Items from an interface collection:
____________

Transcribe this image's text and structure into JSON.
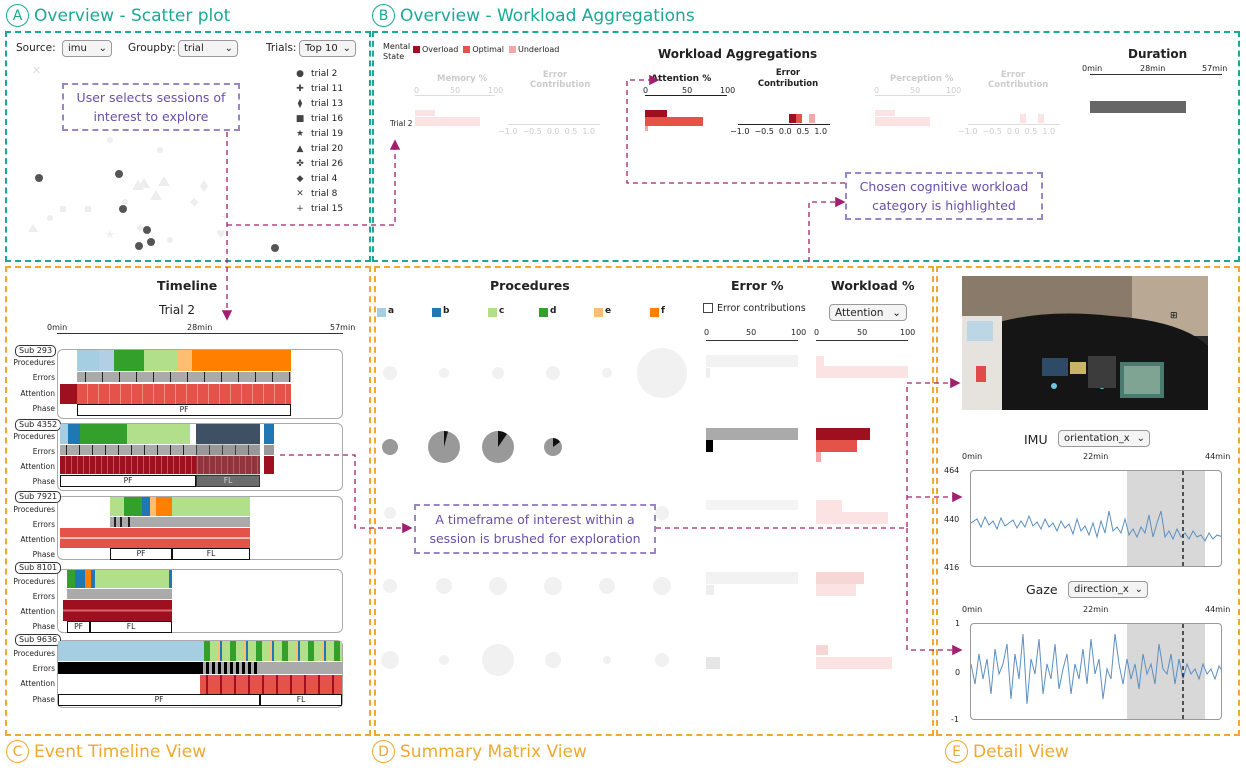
{
  "sections": {
    "a": {
      "letter": "A",
      "title": "Overview - Scatter plot"
    },
    "b": {
      "letter": "B",
      "title": "Overview - Workload Aggregations"
    },
    "c": {
      "letter": "C",
      "title": "Event Timeline View"
    },
    "d": {
      "letter": "D",
      "title": "Summary Matrix View"
    },
    "e": {
      "letter": "E",
      "title": "Detail View"
    }
  },
  "scatter": {
    "source_label": "Source:",
    "source_value": "imu",
    "groupby_label": "Groupby:",
    "groupby_value": "trial",
    "trials_label": "Trials:",
    "trials_value": "Top 10",
    "legend": [
      {
        "glyph": "●",
        "label": "trial 2"
      },
      {
        "glyph": "✚",
        "label": "trial 11"
      },
      {
        "glyph": "⧫",
        "label": "trial 13"
      },
      {
        "glyph": "■",
        "label": "trial 16"
      },
      {
        "glyph": "★",
        "label": "trial 19"
      },
      {
        "glyph": "▲",
        "label": "trial 20"
      },
      {
        "glyph": "✤",
        "label": "trial 26"
      },
      {
        "glyph": "◆",
        "label": "trial 4"
      },
      {
        "glyph": "✕",
        "label": "trial 8"
      },
      {
        "glyph": "+",
        "label": "trial 15"
      }
    ]
  },
  "callouts": {
    "select_sessions": "User selects sessions of interest to explore",
    "highlight": "Chosen cognitive workload category is highlighted",
    "brush": "A timeframe of interest within a session is brushed for exploration"
  },
  "workload": {
    "mental_state": "Mental State",
    "legend": [
      {
        "label": "Overload",
        "color": "#9e1020"
      },
      {
        "label": "Optimal",
        "color": "#e5524a"
      },
      {
        "label": "Underload",
        "color": "#f2a7a8"
      }
    ],
    "title": "Workload Aggregations",
    "duration_title": "Duration",
    "duration_ticks": [
      "0min",
      "28min",
      "57min"
    ],
    "row_label": "Trial 2",
    "panels": [
      {
        "title": "Memory %",
        "ticks": [
          "0",
          "50",
          "100"
        ],
        "faded": true
      },
      {
        "title": "Error Contribution",
        "ticks": [
          "−1.0",
          "−0.5",
          "0.0",
          "0.5",
          "1.0"
        ],
        "faded": true
      },
      {
        "title": "Attention %",
        "ticks": [
          "0",
          "50",
          "100"
        ],
        "faded": false
      },
      {
        "title": "Error Contribution",
        "ticks": [
          "−1.0",
          "−0.5",
          "0.0",
          "0.5",
          "1.0"
        ],
        "faded": false
      },
      {
        "title": "Perception %",
        "ticks": [
          "0",
          "50",
          "100"
        ],
        "faded": true
      },
      {
        "title": "Error Contribution",
        "ticks": [
          "−1.0",
          "−0.5",
          "0.0",
          "0.5",
          "1.0"
        ],
        "faded": true
      }
    ]
  },
  "timeline": {
    "title": "Timeline",
    "trial": "Trial 2",
    "ticks": [
      "0min",
      "28min",
      "57min"
    ],
    "row_labels": [
      "Procedures",
      "Errors",
      "Attention",
      "Phase"
    ],
    "subjects": [
      {
        "name": "Sub 293",
        "phases": [
          "PF"
        ]
      },
      {
        "name": "Sub 4352",
        "phases": [
          "PF",
          "FL"
        ]
      },
      {
        "name": "Sub 7921",
        "phases": [
          "PF",
          "FL"
        ]
      },
      {
        "name": "Sub 8101",
        "phases": [
          "PF",
          "FL"
        ]
      },
      {
        "name": "Sub 9636",
        "phases": [
          "PF",
          "FL"
        ]
      }
    ]
  },
  "matrix": {
    "procedures_title": "Procedures",
    "procedures": [
      {
        "key": "a",
        "color": "#a6cee3"
      },
      {
        "key": "b",
        "color": "#1f78b4"
      },
      {
        "key": "c",
        "color": "#b2df8a"
      },
      {
        "key": "d",
        "color": "#33a02c"
      },
      {
        "key": "e",
        "color": "#fdbf6f"
      },
      {
        "key": "f",
        "color": "#ff7f00"
      }
    ],
    "error_title": "Error %",
    "error_ticks": [
      "0",
      "50",
      "100"
    ],
    "error_contrib_label": "Error contributions",
    "workload_title": "Workload %",
    "workload_select": "Attention",
    "workload_ticks": [
      "0",
      "50",
      "100"
    ]
  },
  "detail": {
    "imu_title": "IMU",
    "imu_select": "orientation_x",
    "imu_xticks": [
      "0min",
      "22min",
      "44min"
    ],
    "imu_yticks": [
      "464",
      "440",
      "416"
    ],
    "gaze_title": "Gaze",
    "gaze_select": "direction_x",
    "gaze_xticks": [
      "0min",
      "22min",
      "44min"
    ],
    "gaze_yticks": [
      "1",
      "0",
      "-1"
    ]
  },
  "colors": {
    "teal": "#1ba896",
    "orange": "#f0a830",
    "callout": "#9b85c4",
    "arrow": "#a0206f",
    "line": "#5b8fc2"
  }
}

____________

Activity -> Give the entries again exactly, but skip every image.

Exercise answer ->
Transcribe this image's text and structure into JSON.
{
  "sections": {
    "a": {
      "letter": "A",
      "title": "Overview - Scatter plot"
    },
    "b": {
      "letter": "B",
      "title": "Overview - Workload Aggregations"
    },
    "c": {
      "letter": "C",
      "title": "Event Timeline View"
    },
    "d": {
      "letter": "D",
      "title": "Summary Matrix View"
    },
    "e": {
      "letter": "E",
      "title": "Detail View"
    }
  },
  "scatter": {
    "source_label": "Source:",
    "source_value": "imu",
    "groupby_label": "Groupby:",
    "groupby_value": "trial",
    "trials_label": "Trials:",
    "trials_value": "Top 10",
    "legend": [
      {
        "glyph": "●",
        "label": "trial 2"
      },
      {
        "glyph": "✚",
        "label": "trial 11"
      },
      {
        "glyph": "⧫",
        "label": "trial 13"
      },
      {
        "glyph": "■",
        "label": "trial 16"
      },
      {
        "glyph": "★",
        "label": "trial 19"
      },
      {
        "glyph": "▲",
        "label": "trial 20"
      },
      {
        "glyph": "✤",
        "label": "trial 26"
      },
      {
        "glyph": "◆",
        "label": "trial 4"
      },
      {
        "glyph": "✕",
        "label": "trial 8"
      },
      {
        "glyph": "+",
        "label": "trial 15"
      }
    ]
  },
  "callouts": {
    "select_sessions": "User selects sessions of interest to explore",
    "highlight": "Chosen cognitive workload category is highlighted",
    "brush": "A timeframe of interest within a session is brushed for exploration"
  },
  "workload": {
    "mental_state": "Mental State",
    "legend": [
      {
        "label": "Overload",
        "color": "#9e1020"
      },
      {
        "label": "Optimal",
        "color": "#e5524a"
      },
      {
        "label": "Underload",
        "color": "#f2a7a8"
      }
    ],
    "title": "Workload Aggregations",
    "duration_title": "Duration",
    "duration_ticks": [
      "0min",
      "28min",
      "57min"
    ],
    "row_label": "Trial 2",
    "panels": [
      {
        "title": "Memory %",
        "ticks": [
          "0",
          "50",
          "100"
        ],
        "faded": true
      },
      {
        "title": "Error Contribution",
        "ticks": [
          "−1.0",
          "−0.5",
          "0.0",
          "0.5",
          "1.0"
        ],
        "faded": true
      },
      {
        "title": "Attention %",
        "ticks": [
          "0",
          "50",
          "100"
        ],
        "faded": false
      },
      {
        "title": "Error Contribution",
        "ticks": [
          "−1.0",
          "−0.5",
          "0.0",
          "0.5",
          "1.0"
        ],
        "faded": false
      },
      {
        "title": "Perception %",
        "ticks": [
          "0",
          "50",
          "100"
        ],
        "faded": true
      },
      {
        "title": "Error Contribution",
        "ticks": [
          "−1.0",
          "−0.5",
          "0.0",
          "0.5",
          "1.0"
        ],
        "faded": true
      }
    ]
  },
  "timeline": {
    "title": "Timeline",
    "trial": "Trial 2",
    "ticks": [
      "0min",
      "28min",
      "57min"
    ],
    "row_labels": [
      "Procedures",
      "Errors",
      "Attention",
      "Phase"
    ],
    "subjects": [
      {
        "name": "Sub 293",
        "phases": [
          "PF"
        ]
      },
      {
        "name": "Sub 4352",
        "phases": [
          "PF",
          "FL"
        ]
      },
      {
        "name": "Sub 7921",
        "phases": [
          "PF",
          "FL"
        ]
      },
      {
        "name": "Sub 8101",
        "phases": [
          "PF",
          "FL"
        ]
      },
      {
        "name": "Sub 9636",
        "phases": [
          "PF",
          "FL"
        ]
      }
    ]
  },
  "matrix": {
    "procedures_title": "Procedures",
    "procedures": [
      {
        "key": "a",
        "color": "#a6cee3"
      },
      {
        "key": "b",
        "color": "#1f78b4"
      },
      {
        "key": "c",
        "color": "#b2df8a"
      },
      {
        "key": "d",
        "color": "#33a02c"
      },
      {
        "key": "e",
        "color": "#fdbf6f"
      },
      {
        "key": "f",
        "color": "#ff7f00"
      }
    ],
    "error_title": "Error %",
    "error_ticks": [
      "0",
      "50",
      "100"
    ],
    "error_contrib_label": "Error contributions",
    "workload_title": "Workload %",
    "workload_select": "Attention",
    "workload_ticks": [
      "0",
      "50",
      "100"
    ]
  },
  "detail": {
    "imu_title": "IMU",
    "imu_select": "orientation_x",
    "imu_xticks": [
      "0min",
      "22min",
      "44min"
    ],
    "imu_yticks": [
      "464",
      "440",
      "416"
    ],
    "gaze_title": "Gaze",
    "gaze_select": "direction_x",
    "gaze_xticks": [
      "0min",
      "22min",
      "44min"
    ],
    "gaze_yticks": [
      "1",
      "0",
      "-1"
    ]
  },
  "colors": {
    "teal": "#1ba896",
    "orange": "#f0a830",
    "callout": "#9b85c4",
    "arrow": "#a0206f",
    "line": "#5b8fc2"
  }
}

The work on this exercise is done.